Methods: Twenty-two patients underwent partial left ventriculectomy. Mitral valve repair was performed whenever possible, otherwise the valve was replaced. Hemodynamic and functional data were obtained at baseline, as well as 2 weeks and 6 months postoperatively.
Results: Overall, 7 of 22 patients died; there were three early and four late deaths. One-year survival was 68%+/-10%. Ejection fraction increased from 23.9%+/-6.8% before the operation to 40.7%+/-12.5% at 2 weeks and to 36.8%+/-7.7% at 6 months (p<0.001, for both). The cardiac index before the operation, at 2 weeks, and at 6 months was 2.3+/-0.8, 2.9+/-0.6, and 3.4+/-1.0 L/m2 per minute, respectively (p = 0.035, and p = 0.009, compared with baseline). The increase in ejection fraction 2 weeks postoperatively was less in patients with left circumflex artery dominance (10.9%+/-3.2% compared with 19.9%+/-10.7%, respectively, p = 0.017). At 6-month follow up, all surviving patients except one improved New York Heart Association functional class when compared with preoperative status (from 3.8+/-0.4 to 1.4+/-0.6, p = 0.0002).
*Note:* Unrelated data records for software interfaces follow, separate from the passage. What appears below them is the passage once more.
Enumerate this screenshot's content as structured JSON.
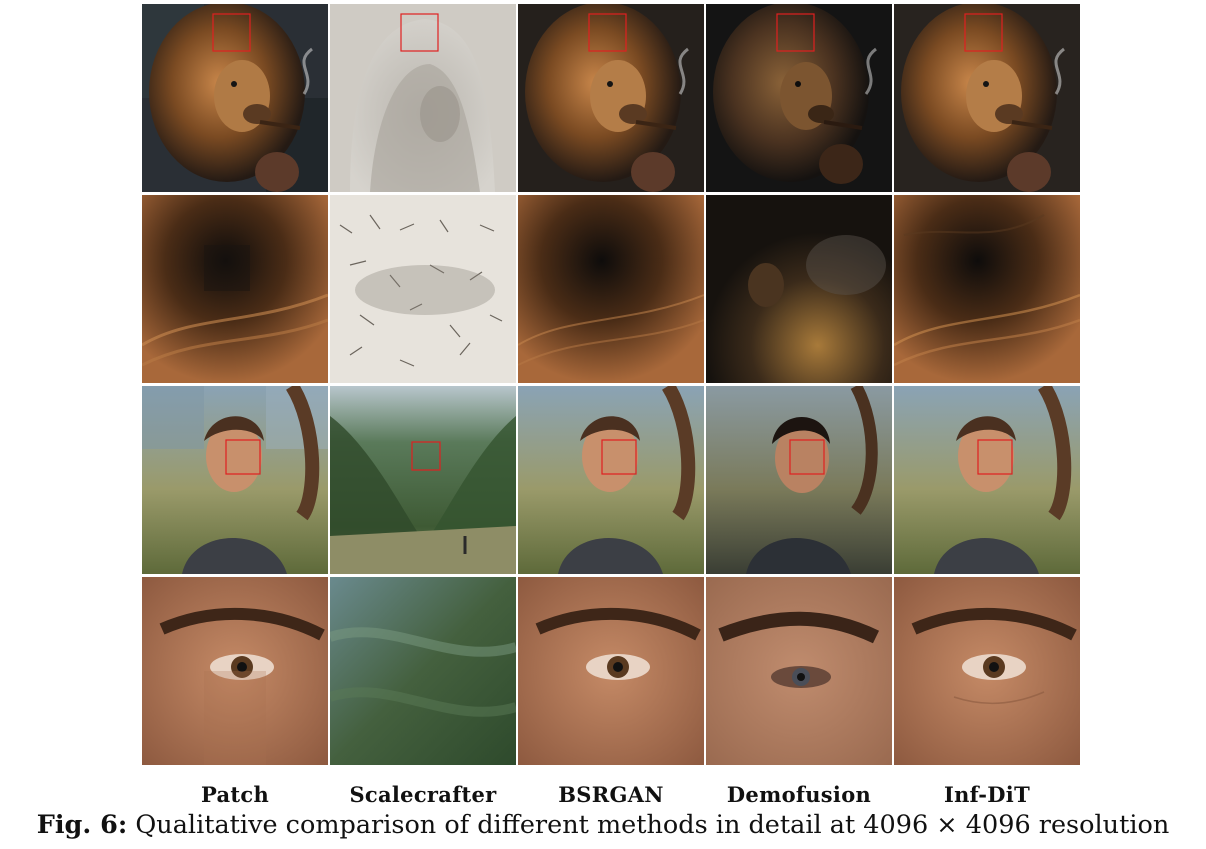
{
  "figure": {
    "column_labels": [
      "Patch",
      "Scalecrafter",
      "BSRGAN",
      "Demofusion",
      "Inf-DiT"
    ],
    "caption_label": "Fig. 6:",
    "caption_text": " Qualitative comparison of different methods in detail at 4096 × 4096 resolution"
  }
}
Conclusions: Early hemodynamic improvement after partial left ventriculectomy was maintained during midterm follow-up.